### WHAT YOU NEED TO DO
Go through the entries below line by line and tally those holding "title"; write only the tally.

### DATA SECTION

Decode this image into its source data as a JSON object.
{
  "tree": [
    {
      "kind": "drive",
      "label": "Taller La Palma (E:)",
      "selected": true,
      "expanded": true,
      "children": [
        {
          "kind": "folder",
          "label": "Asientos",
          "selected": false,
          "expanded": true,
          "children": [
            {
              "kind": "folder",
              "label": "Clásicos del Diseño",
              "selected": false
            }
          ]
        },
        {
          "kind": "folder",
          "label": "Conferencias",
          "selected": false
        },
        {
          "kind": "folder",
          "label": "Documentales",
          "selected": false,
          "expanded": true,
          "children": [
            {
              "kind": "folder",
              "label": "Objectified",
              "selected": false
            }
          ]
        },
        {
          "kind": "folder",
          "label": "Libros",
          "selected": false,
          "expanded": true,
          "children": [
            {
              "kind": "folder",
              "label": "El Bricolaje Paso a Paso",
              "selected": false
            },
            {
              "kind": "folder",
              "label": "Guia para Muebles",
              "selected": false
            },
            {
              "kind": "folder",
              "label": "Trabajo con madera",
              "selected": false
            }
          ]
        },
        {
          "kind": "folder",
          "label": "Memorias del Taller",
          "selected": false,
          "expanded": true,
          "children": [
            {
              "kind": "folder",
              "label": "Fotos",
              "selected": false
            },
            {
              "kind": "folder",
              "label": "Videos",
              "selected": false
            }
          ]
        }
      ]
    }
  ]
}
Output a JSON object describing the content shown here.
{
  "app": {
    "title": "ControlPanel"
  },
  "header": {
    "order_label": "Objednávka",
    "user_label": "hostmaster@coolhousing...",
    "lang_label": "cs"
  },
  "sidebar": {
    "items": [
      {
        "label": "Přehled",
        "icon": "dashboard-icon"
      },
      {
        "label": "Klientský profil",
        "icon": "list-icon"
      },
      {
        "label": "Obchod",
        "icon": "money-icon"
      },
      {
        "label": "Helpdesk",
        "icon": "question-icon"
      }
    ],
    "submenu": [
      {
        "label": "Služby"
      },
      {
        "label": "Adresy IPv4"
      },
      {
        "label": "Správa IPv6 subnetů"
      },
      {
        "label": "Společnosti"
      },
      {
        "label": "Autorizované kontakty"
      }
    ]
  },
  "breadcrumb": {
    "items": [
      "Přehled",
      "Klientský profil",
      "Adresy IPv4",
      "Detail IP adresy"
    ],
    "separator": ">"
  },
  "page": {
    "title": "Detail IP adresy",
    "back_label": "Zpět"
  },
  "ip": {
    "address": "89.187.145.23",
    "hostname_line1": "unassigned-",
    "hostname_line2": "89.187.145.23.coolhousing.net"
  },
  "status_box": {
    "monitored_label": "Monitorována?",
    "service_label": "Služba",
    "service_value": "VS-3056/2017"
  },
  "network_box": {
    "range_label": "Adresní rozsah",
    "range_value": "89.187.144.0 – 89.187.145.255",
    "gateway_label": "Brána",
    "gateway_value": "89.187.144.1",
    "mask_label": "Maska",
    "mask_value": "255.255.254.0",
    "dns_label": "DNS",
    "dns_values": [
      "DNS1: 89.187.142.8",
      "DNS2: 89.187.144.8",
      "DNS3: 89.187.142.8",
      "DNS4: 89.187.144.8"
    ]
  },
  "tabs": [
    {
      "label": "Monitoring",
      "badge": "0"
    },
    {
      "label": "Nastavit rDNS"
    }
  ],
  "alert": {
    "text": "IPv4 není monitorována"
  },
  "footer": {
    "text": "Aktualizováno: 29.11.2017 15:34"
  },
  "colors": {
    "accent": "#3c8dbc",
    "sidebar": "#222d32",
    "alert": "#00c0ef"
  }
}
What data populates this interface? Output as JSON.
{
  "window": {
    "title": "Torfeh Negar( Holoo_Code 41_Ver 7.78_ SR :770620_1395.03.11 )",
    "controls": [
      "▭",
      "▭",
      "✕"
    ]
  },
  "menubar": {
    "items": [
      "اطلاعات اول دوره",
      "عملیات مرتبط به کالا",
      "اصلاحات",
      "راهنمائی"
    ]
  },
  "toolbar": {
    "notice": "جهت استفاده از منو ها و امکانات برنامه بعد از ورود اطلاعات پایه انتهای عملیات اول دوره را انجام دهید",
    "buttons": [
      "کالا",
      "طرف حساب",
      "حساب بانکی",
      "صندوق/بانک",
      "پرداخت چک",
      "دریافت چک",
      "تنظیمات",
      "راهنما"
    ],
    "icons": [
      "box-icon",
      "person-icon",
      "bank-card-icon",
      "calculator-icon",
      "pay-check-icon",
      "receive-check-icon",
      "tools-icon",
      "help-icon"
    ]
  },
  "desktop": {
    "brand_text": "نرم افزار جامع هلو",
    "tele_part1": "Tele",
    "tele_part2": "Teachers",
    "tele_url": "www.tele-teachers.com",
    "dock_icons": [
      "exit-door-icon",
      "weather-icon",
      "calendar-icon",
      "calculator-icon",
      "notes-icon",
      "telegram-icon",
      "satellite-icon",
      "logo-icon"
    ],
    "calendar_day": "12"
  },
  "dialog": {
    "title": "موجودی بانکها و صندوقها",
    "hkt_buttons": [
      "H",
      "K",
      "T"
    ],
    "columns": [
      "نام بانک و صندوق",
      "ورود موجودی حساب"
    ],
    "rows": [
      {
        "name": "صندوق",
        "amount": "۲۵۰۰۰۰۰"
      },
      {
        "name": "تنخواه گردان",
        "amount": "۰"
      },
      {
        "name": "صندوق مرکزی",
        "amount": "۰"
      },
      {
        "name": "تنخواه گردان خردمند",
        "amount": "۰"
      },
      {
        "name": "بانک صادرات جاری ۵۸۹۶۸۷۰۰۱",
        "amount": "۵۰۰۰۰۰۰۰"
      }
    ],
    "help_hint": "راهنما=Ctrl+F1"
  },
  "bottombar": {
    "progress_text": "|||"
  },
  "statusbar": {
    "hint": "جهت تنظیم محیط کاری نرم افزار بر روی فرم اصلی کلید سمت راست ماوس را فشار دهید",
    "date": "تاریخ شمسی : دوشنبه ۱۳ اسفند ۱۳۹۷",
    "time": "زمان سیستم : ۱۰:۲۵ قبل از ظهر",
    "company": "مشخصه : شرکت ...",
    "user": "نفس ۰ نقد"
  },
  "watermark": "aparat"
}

### RESPONSE TO THE EXERCISE
4